Veneers are a less intrusive option than crowns or braces. Veneers can be used to close gaps or correct small misalignments. Patients also choose veneers as a cosmetic solution to enhance the brightness of their teeth and to straighten their smile, correcting issues like discoloration, fractures, or chips.
What to expect
All Cases Completed By Dr Tracey Bell
To prepare a tooth for a veneer about half a millimetre of enamel is removed from the tooth surface, which is an amount nearly equal to the thickness of the veneer to be added to the tooth surface. Then an impression of your tooth is taken and sent to a laboratory to be produced. This is only done for porcelain veneers, as composite can potentially be done in one visit. For very unsightly teeth, temporary dental veneers can be placed.

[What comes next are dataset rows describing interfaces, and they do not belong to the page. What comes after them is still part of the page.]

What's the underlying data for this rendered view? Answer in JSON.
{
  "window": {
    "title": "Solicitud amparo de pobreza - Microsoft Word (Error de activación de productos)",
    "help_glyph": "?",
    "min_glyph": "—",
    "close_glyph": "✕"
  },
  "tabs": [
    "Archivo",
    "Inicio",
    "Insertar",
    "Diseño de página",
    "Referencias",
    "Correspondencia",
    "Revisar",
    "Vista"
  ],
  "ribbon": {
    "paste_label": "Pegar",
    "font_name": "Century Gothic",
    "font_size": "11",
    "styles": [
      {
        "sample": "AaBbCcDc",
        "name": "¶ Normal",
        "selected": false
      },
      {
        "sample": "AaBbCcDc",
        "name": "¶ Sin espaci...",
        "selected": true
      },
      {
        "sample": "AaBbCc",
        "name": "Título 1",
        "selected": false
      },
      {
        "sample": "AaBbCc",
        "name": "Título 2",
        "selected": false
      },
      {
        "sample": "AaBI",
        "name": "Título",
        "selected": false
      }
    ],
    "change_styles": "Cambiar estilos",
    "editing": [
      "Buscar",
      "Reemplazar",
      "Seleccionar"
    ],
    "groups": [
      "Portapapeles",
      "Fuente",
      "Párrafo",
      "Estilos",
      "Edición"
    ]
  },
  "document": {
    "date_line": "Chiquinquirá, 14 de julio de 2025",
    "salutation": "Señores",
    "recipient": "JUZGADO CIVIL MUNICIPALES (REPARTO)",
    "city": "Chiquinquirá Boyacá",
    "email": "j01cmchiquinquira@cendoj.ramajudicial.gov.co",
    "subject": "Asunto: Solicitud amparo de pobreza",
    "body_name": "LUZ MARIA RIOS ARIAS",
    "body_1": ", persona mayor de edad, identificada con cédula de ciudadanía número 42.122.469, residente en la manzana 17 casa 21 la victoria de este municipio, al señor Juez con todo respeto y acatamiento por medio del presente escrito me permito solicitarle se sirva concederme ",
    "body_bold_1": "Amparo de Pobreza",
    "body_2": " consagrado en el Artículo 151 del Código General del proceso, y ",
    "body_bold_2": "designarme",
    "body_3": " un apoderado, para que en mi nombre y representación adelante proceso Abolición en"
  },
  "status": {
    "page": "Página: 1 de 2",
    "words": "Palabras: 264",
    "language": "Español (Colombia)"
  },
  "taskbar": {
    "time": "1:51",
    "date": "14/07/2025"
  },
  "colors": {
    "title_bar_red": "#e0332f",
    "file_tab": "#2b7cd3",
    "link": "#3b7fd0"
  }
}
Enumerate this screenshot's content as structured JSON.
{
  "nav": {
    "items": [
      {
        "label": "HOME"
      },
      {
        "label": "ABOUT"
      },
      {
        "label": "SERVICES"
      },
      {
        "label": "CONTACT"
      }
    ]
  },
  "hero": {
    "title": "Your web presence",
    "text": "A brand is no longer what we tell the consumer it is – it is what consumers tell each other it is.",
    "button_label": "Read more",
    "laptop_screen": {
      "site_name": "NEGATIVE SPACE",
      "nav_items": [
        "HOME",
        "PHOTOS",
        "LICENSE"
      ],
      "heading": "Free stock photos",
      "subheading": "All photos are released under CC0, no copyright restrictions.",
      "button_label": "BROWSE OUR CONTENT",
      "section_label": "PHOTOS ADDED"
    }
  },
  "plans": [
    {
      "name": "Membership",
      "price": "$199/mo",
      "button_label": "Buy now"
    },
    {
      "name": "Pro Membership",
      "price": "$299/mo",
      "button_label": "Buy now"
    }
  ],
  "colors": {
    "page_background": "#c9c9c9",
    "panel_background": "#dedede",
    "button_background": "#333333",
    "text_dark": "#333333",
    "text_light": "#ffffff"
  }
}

Before the dental veneer is permanently cemented to your tooth, it will be temporarily placed on your tooth to examine its fit and colour. Next, to prepare your tooth to receive the veneer, your tooth will be cleaned, polished, and etched — which roughens the tooth to allow for a strong bonding process. A special cement is applied to the veneer and the veneer is then placed on your tooth. Once properly position on the tooth a special light beam will be applied to the dental veneer, which activates chemicals in the cement, causing it to harden very quickly. The final steps involve removing any excess cement, evaluating your bite and making any final adjustments in the veneer as necessary. You may be asked to return for a follow-up visit in a couple of weeks to check how your gums are responding to the presence of your veneer and to once again examine the veneer’s placement.